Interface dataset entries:
*** Begin section ***

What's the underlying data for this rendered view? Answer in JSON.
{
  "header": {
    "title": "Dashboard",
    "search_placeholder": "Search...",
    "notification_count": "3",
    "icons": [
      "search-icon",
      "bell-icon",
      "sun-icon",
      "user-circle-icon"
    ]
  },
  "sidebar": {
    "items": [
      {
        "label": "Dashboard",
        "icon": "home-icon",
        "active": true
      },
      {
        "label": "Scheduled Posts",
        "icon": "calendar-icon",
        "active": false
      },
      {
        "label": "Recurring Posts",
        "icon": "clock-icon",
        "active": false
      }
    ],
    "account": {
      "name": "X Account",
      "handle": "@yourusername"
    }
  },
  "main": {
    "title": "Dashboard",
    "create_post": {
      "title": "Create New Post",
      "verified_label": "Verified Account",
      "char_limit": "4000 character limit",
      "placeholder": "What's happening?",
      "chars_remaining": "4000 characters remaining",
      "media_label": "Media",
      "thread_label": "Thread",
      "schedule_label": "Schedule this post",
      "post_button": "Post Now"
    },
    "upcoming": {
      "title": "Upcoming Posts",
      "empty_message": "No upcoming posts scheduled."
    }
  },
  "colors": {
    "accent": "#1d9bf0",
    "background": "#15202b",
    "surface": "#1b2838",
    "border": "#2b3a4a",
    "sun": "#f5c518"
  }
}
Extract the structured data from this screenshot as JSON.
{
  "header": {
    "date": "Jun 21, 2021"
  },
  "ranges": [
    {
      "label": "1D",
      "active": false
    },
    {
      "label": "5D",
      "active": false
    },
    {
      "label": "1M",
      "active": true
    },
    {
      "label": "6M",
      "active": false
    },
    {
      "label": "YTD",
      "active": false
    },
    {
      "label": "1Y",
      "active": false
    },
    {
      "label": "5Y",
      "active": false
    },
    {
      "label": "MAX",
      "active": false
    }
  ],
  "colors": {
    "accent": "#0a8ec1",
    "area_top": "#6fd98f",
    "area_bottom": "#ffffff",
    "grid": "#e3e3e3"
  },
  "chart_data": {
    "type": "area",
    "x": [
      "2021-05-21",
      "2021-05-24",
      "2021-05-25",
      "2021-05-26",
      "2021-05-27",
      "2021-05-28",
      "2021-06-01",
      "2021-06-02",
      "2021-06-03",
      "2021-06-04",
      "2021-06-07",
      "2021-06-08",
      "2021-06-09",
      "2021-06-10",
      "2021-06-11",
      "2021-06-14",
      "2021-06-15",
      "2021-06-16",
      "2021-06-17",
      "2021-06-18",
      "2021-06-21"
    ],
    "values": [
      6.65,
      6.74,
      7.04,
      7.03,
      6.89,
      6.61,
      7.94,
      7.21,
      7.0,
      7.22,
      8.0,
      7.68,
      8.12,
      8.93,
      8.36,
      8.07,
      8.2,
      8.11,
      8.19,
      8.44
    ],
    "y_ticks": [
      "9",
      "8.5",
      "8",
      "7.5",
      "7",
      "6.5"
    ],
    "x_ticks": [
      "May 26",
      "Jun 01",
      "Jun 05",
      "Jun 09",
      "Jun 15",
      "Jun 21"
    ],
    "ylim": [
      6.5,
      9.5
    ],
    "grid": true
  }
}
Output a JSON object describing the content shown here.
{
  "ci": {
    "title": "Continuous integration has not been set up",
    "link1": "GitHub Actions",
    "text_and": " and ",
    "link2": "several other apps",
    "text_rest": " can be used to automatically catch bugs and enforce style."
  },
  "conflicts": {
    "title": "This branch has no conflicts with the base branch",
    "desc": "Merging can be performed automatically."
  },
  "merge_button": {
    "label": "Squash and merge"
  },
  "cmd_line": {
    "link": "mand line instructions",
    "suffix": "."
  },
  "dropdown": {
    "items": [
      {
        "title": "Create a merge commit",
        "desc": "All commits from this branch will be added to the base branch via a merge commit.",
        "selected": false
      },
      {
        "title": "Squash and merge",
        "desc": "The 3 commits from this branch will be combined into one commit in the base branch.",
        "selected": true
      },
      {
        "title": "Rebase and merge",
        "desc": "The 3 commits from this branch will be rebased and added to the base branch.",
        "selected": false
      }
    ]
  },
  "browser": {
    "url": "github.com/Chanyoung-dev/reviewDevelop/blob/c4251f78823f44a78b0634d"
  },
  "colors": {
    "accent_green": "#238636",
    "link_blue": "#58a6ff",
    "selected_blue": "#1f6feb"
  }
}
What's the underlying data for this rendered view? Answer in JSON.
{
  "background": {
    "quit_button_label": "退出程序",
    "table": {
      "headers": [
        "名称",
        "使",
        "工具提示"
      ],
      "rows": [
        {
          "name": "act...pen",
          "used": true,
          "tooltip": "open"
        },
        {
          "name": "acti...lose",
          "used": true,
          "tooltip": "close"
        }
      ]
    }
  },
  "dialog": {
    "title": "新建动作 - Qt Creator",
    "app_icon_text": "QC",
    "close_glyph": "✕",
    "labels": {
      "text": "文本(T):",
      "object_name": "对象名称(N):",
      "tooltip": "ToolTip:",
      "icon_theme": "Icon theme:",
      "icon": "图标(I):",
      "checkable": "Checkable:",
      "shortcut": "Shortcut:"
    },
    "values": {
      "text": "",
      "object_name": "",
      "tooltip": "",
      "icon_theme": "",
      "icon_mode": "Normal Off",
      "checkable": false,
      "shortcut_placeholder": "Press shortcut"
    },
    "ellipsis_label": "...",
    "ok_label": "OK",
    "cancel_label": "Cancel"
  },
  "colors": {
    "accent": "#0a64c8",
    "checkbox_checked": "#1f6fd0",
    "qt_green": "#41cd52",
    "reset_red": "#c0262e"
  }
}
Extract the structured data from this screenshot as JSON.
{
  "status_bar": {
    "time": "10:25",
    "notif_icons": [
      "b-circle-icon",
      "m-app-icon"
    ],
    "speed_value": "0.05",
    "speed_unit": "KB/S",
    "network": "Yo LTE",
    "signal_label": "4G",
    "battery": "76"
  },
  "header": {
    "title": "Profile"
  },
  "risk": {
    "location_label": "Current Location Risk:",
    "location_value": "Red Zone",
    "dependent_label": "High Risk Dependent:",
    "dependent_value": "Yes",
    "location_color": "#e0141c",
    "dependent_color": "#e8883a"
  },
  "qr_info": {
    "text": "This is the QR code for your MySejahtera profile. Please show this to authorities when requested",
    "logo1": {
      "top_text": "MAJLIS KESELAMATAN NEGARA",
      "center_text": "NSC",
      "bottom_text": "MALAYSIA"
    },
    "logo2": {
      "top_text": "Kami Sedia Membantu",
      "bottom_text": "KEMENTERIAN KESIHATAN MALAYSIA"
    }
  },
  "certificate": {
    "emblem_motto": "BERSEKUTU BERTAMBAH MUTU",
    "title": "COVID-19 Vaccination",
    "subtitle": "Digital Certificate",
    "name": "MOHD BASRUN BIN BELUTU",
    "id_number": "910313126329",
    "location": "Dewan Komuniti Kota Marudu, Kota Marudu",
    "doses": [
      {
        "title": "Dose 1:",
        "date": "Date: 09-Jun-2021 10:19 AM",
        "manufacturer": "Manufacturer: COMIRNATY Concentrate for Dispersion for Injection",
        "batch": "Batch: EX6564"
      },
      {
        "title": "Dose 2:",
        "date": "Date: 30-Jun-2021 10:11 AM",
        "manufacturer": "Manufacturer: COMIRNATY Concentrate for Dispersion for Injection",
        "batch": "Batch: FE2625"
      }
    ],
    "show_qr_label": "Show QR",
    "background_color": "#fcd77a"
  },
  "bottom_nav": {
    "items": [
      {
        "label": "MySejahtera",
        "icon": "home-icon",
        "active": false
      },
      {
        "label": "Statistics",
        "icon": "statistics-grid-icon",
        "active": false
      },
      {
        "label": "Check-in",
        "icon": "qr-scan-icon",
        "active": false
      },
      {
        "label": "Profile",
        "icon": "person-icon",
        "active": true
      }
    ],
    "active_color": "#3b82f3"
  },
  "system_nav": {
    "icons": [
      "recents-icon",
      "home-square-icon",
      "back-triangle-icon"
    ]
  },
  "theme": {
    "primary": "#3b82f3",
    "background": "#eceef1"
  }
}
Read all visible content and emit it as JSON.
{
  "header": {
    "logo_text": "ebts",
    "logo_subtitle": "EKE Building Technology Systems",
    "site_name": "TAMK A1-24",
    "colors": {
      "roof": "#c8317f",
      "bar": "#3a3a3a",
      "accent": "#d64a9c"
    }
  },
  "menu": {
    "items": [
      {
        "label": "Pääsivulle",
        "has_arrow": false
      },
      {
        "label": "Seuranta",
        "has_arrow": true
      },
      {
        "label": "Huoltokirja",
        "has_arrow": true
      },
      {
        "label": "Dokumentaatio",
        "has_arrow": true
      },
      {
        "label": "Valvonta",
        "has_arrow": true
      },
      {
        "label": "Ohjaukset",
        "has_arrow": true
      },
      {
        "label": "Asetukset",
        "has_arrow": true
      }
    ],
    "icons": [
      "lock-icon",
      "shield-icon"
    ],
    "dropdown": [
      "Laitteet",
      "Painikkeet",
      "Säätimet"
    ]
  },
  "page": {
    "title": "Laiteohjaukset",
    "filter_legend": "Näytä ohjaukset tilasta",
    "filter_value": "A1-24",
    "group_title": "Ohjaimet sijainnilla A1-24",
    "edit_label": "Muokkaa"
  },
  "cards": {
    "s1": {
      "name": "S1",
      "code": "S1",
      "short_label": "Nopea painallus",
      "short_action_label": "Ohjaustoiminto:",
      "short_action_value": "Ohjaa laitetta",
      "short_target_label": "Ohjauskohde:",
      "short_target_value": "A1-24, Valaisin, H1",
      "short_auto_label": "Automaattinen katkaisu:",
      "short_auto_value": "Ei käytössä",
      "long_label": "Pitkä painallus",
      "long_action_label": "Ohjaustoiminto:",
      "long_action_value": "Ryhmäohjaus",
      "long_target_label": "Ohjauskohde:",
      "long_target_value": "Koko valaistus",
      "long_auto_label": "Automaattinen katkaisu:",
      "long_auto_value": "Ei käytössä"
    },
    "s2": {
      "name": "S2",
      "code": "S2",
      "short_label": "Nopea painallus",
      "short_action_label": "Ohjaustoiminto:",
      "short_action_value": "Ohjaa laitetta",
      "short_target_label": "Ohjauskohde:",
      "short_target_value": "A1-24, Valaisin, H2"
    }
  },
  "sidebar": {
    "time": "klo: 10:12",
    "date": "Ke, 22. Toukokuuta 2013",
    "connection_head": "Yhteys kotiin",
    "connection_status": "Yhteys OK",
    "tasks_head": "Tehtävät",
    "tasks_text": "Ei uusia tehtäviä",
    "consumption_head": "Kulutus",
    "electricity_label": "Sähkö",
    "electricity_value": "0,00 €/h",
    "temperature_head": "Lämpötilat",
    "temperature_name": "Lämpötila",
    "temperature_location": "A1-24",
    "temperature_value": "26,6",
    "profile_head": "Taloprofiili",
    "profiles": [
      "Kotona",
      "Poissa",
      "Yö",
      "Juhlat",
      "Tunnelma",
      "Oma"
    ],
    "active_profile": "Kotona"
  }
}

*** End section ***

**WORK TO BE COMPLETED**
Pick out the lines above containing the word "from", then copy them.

**OUTPUT OF THE EXERCISE**
Extract the structured data from this screenshot as JSON.
        "desc": "All commits from this branch will be added to the base branch via a merge commit.",
        "desc": "The 3 commits from this branch will be combined into one commit in the base branch.",
        "desc": "The 3 commits from this branch will be rebased and added to the base branch.",
Extract the structured data from this screenshot as JSON.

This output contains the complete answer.